[Ma] is not the type to tell other people their business, men particularly. (1.2)
Ma sets a precedent for the way Dolores will act around men for most of her life. Basically, she lets them control her.
Across the room on the Barcalounger, my mother was having her nervous breakdown. (3.1)
Woman often had "nervous breakdowns" at this time of human history, so it's probably worth considering the fact that the majority of doctors were men.
"I don't have to clean toilets and fold men's undershorts for a living if I don't feel like it. That was my life for thirteen years and look where it got me." (4.19)
You go, Ma. She finally starts to stand up for herself. But Dolores already has the whole men = superior thing ingrained her in her, so this new independent-woman persona of Ma's just irritates her.
"You can be two things if you're a woman, Dolores. Betty Crocker or a floozy. Just remember your place—even if it kills you." (4.27)
This is quite the dichotomy. As we said before, Dolores is irritated by her Ma's new liberated woman act, so Dolores sees her mom firmly in the "floozy" category.
Something snapped, and, suddenly, there was Ruth's whole shoulder, her fat breast. (11.139)
Dolores isn't used to seeing women be so free, and especially not women who aren't her mother, i.e. women she doesn't hate. Ruth has no problem breastfeeding in public, and this free attitude helps Dolores warm up to her.
Sometimes I could figure out what Dr. Shaw was up to and deny him. That felt good: when had men with power over me every made my life better? (17.81)
Dolores starts to reverse the men = superior equation she's had her whole life, and, like most people do when they change their way of thinking, she's a little aggressive about it to begin with.
I drained the cup and turned it on its side, prying with a fork until the wire popped out. I slid off her ceramic breasts. (20.108)
This is a symbolic gesture if we've ever seen one (and we've seen millions): Dolores tears the breasts off her mug, making sure her mug is no longer a sex object. Fight the power, girl.
"I've never loved anyone domestic before," [Dante] said.
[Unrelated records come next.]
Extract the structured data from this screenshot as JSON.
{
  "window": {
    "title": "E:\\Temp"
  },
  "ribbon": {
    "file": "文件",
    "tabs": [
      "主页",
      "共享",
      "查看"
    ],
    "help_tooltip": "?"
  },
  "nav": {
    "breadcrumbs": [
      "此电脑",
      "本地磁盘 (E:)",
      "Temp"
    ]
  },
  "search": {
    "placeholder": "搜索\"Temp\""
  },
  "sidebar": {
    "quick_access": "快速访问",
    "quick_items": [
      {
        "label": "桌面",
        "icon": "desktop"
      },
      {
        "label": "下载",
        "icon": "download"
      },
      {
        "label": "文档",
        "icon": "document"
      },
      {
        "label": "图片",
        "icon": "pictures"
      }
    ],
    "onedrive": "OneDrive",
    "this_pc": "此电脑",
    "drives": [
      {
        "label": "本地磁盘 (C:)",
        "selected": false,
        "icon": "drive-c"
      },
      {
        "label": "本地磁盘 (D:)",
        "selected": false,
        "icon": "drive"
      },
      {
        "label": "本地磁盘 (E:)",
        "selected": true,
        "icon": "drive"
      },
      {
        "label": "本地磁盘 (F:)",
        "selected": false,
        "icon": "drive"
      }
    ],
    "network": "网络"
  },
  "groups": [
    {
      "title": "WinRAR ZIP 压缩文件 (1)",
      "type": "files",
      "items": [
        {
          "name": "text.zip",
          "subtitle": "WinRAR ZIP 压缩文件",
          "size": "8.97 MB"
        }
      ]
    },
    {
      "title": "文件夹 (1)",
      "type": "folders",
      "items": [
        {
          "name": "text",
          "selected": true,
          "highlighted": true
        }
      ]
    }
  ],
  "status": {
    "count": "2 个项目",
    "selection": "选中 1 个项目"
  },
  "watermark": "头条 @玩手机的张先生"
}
He nicknamed me "Home Ec." (21.2)
What did Ma say? You can either be Betty Crocker or a floozy. Dolores becomes Betty Crocker in her marriage to Dante.
One afternoon, waiting for [Dante], I spotted an oversized paperback, Our Bodies, Ourselves. (21.23)
Because Dolores is ignorant about sexuality for so long, she has to educate herself about her body using a book. The info is accurate, but the social aspect isn't there.
"You're being inflexible," Dante insisted when I told him I really didn't think I could have the abortion. "This is the nineteen-seventies, not the Dark Ages. Women have fought long and hard for you to exercise this option." (22.7)
Dante's mansplaining is infuriating here. Women fought for the opportunity to choose, not to be told by a man when to have an abortion.